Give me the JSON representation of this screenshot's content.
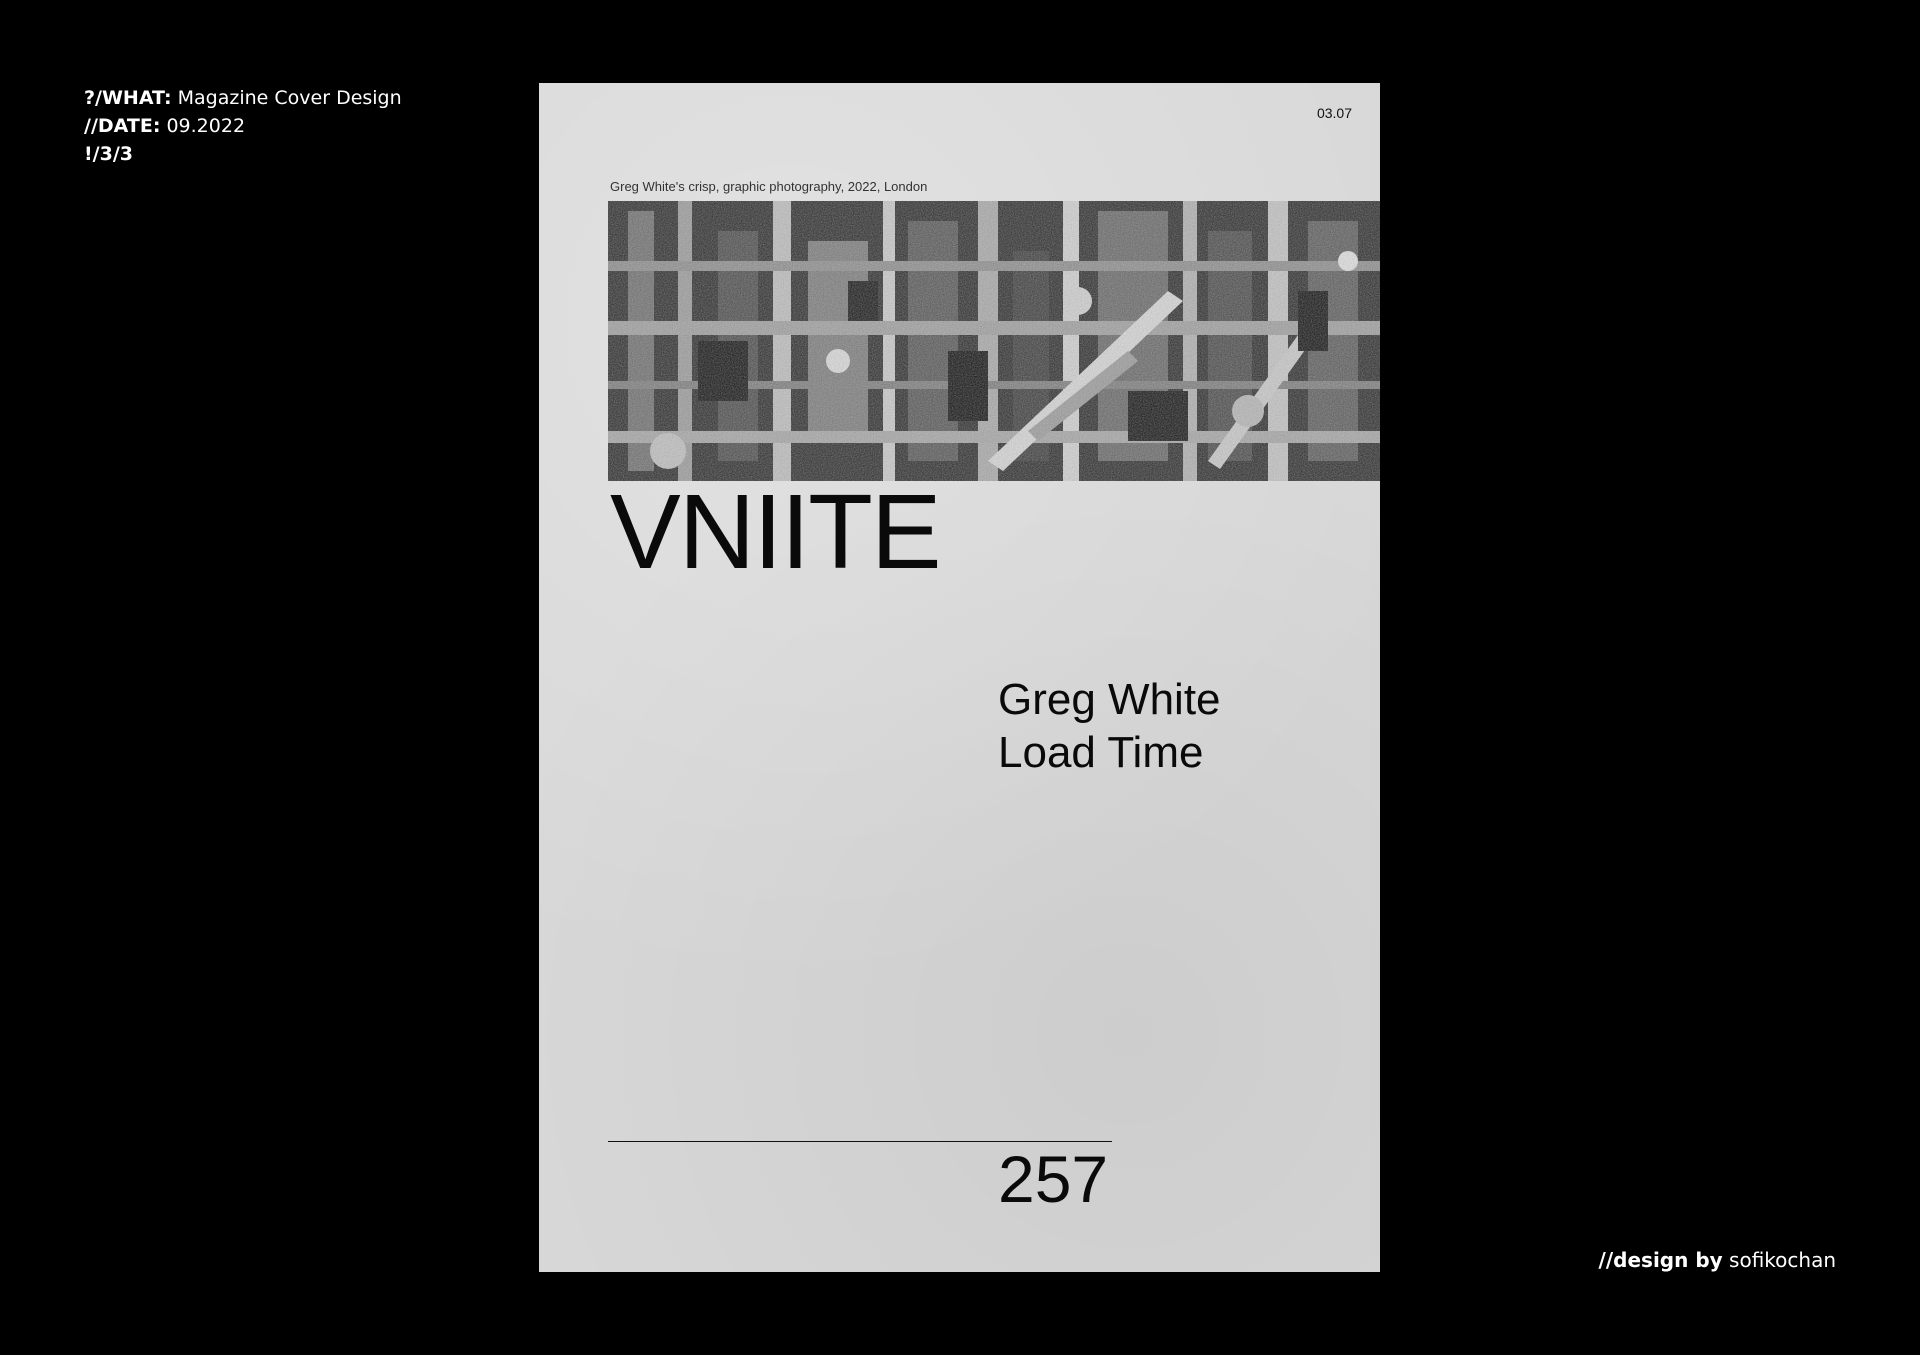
{
  "meta": {
    "what_label": "?/WHAT:",
    "what_value": "Magazine Cover Design",
    "date_label": "//DATE:",
    "date_value": "09.2022",
    "page_index": "!/3/3"
  },
  "credit": {
    "label": "//design by",
    "author": "sofikochan"
  },
  "cover": {
    "issue_date": "03.07",
    "caption": "Greg White's crisp, graphic photography, 2022, London",
    "photo_icon": "industrial-machinery-photo",
    "masthead": "VNIITE",
    "headline_line1": "Greg White",
    "headline_line2": "Load Time",
    "issue_number": "257"
  },
  "colors": {
    "background": "#000000",
    "cover_paper": "#d8d8d8",
    "ink": "#0a0a0a",
    "meta_text": "#ffffff"
  }
}
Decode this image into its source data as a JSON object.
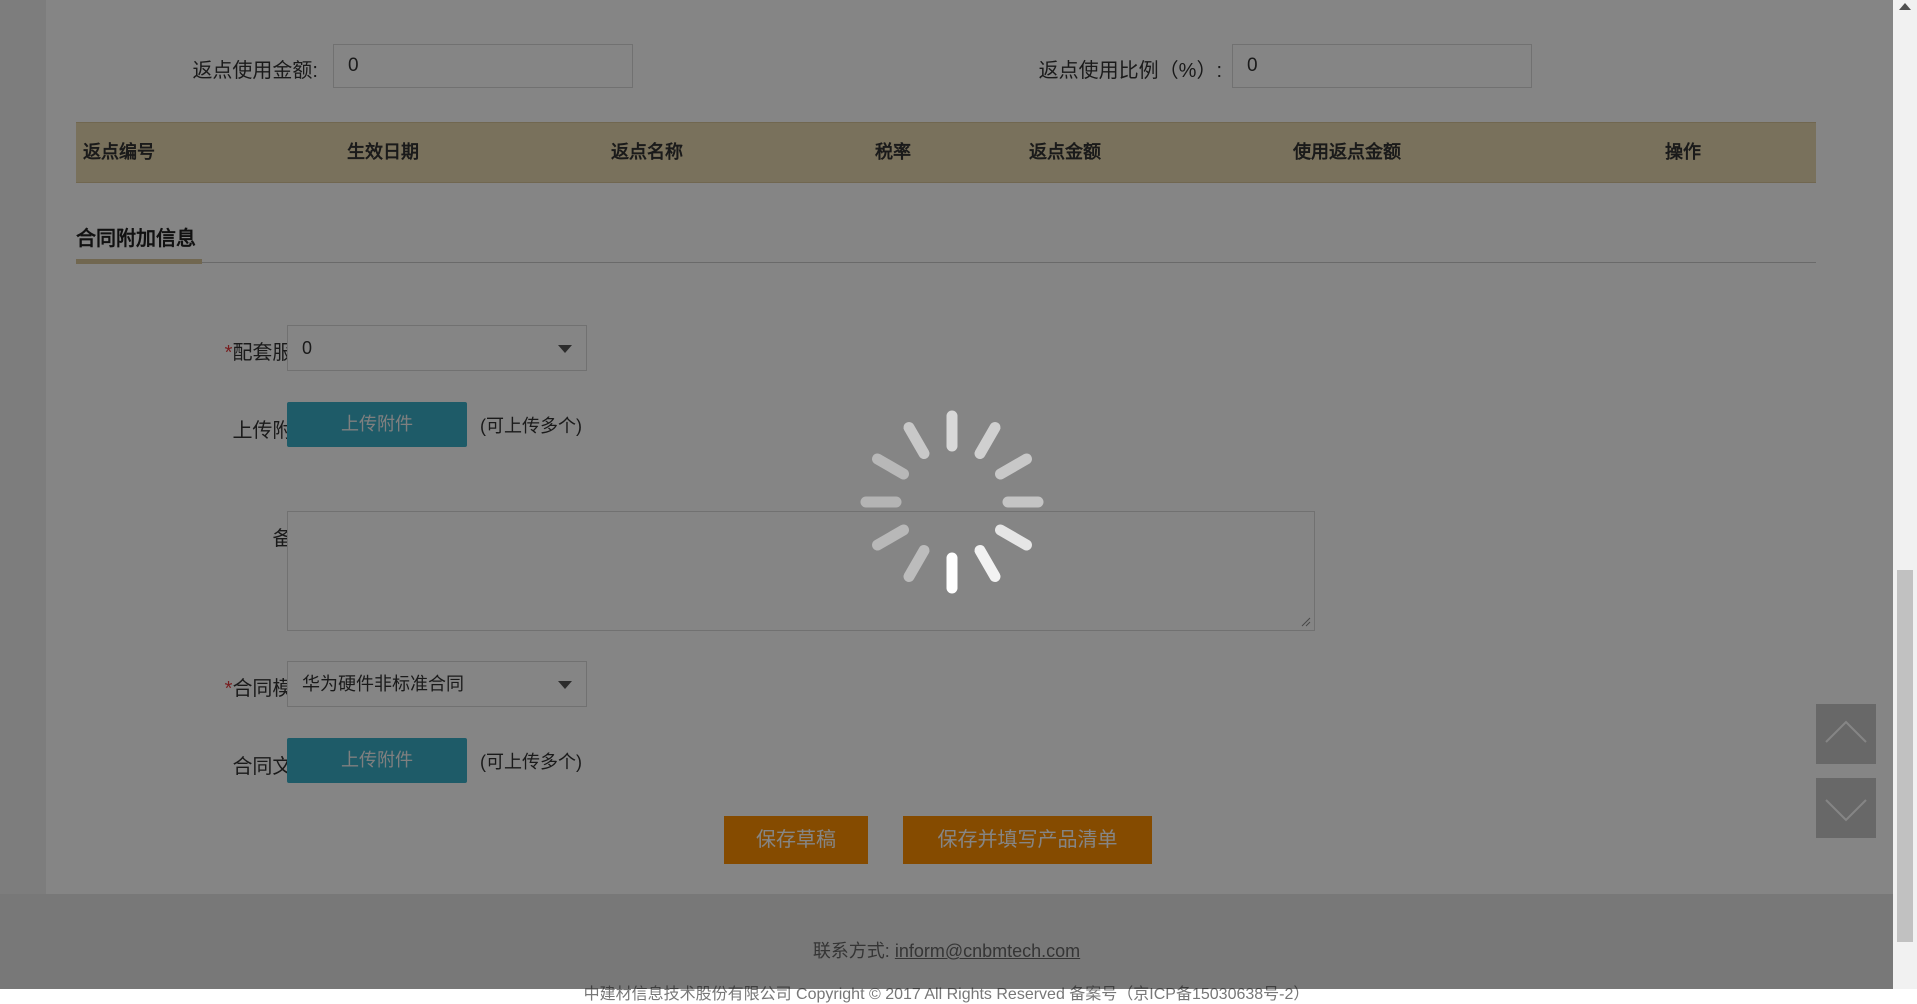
{
  "rebate": {
    "amount_label": "返点使用金额:",
    "amount_value": "0",
    "ratio_label": "返点使用比例（%）:",
    "ratio_value": "0"
  },
  "rebate_table": {
    "headers": [
      "返点编号",
      "生效日期",
      "返点名称",
      "税率",
      "返点金额",
      "使用返点金额",
      "操作"
    ]
  },
  "section": {
    "title": "合同附加信息"
  },
  "form": {
    "service": {
      "required_mark": "*",
      "label": "配套服务:",
      "value": "0"
    },
    "attachment": {
      "label": "上传附件:",
      "button": "上传附件",
      "hint": "(可上传多个)"
    },
    "remark": {
      "label": "备注:",
      "value": ""
    },
    "template": {
      "required_mark": "*",
      "label": "合同模版:",
      "value": "华为硬件非标准合同"
    },
    "contract_text": {
      "label": "合同文本:",
      "button": "上传附件",
      "hint": "(可上传多个)"
    }
  },
  "actions": {
    "save_draft": "保存草稿",
    "save_and_fill": "保存并填写产品清单"
  },
  "footer": {
    "contact_label": "联系方式:",
    "contact_email": "inform@cnbmtech.com",
    "copyright": "中建材信息技术股份有限公司 Copyright © 2017 All Rights Reserved 备案号（京ICP备15030638号-2）"
  },
  "colors": {
    "table_header_bg": "#e8d8b0",
    "upload_button": "#3aaec7",
    "action_button": "#ff9000",
    "required_mark": "#e4393c",
    "overlay": "rgba(0,0,0,0.48)"
  },
  "icons": {
    "scroll_top": "chevron-up-icon",
    "scroll_bottom": "chevron-down-icon",
    "loading": "loading-spinner-icon"
  }
}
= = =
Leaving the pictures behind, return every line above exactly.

Give me the JSON representation of this screenshot's content.
{
  "meta": {
    "what_label": "?/WHAT:",
    "what_value": "Magazine Cover Design",
    "date_label": "//DATE:",
    "date_value": "09.2022",
    "page_index": "!/3/3"
  },
  "credit": {
    "label": "//design by",
    "author": "sofikochan"
  },
  "cover": {
    "issue_date": "03.07",
    "caption": "Greg White's crisp, graphic photography, 2022, London",
    "photo_icon": "industrial-machinery-photo",
    "masthead": "VNIITE",
    "headline_line1": "Greg White",
    "headline_line2": "Load Time",
    "issue_number": "257"
  },
  "colors": {
    "background": "#000000",
    "cover_paper": "#d8d8d8",
    "ink": "#0a0a0a",
    "meta_text": "#ffffff"
  }
}
Decode this image into its source data as a JSON object.
{
  "rebate": {
    "amount_label": "返点使用金额:",
    "amount_value": "0",
    "ratio_label": "返点使用比例（%）:",
    "ratio_value": "0"
  },
  "rebate_table": {
    "headers": [
      "返点编号",
      "生效日期",
      "返点名称",
      "税率",
      "返点金额",
      "使用返点金额",
      "操作"
    ]
  },
  "section": {
    "title": "合同附加信息"
  },
  "form": {
    "service": {
      "required_mark": "*",
      "label": "配套服务:",
      "value": "0"
    },
    "attachment": {
      "label": "上传附件:",
      "button": "上传附件",
      "hint": "(可上传多个)"
    },
    "remark": {
      "label": "备注:",
      "value": ""
    },
    "template": {
      "required_mark": "*",
      "label": "合同模版:",
      "value": "华为硬件非标准合同"
    },
    "contract_text": {
      "label": "合同文本:",
      "button": "上传附件",
      "hint": "(可上传多个)"
    }
  },
  "actions": {
    "save_draft": "保存草稿",
    "save_and_fill": "保存并填写产品清单"
  },
  "footer": {
    "contact_label": "联系方式:",
    "contact_email": "inform@cnbmtech.com",
    "copyright": "中建材信息技术股份有限公司 Copyright © 2017 All Rights Reserved 备案号（京ICP备15030638号-2）"
  },
  "colors": {
    "table_header_bg": "#e8d8b0",
    "upload_button": "#3aaec7",
    "action_button": "#ff9000",
    "required_mark": "#e4393c",
    "overlay": "rgba(0,0,0,0.48)"
  },
  "icons": {
    "scroll_top": "chevron-up-icon",
    "scroll_bottom": "chevron-down-icon",
    "loading": "loading-spinner-icon"
  }
}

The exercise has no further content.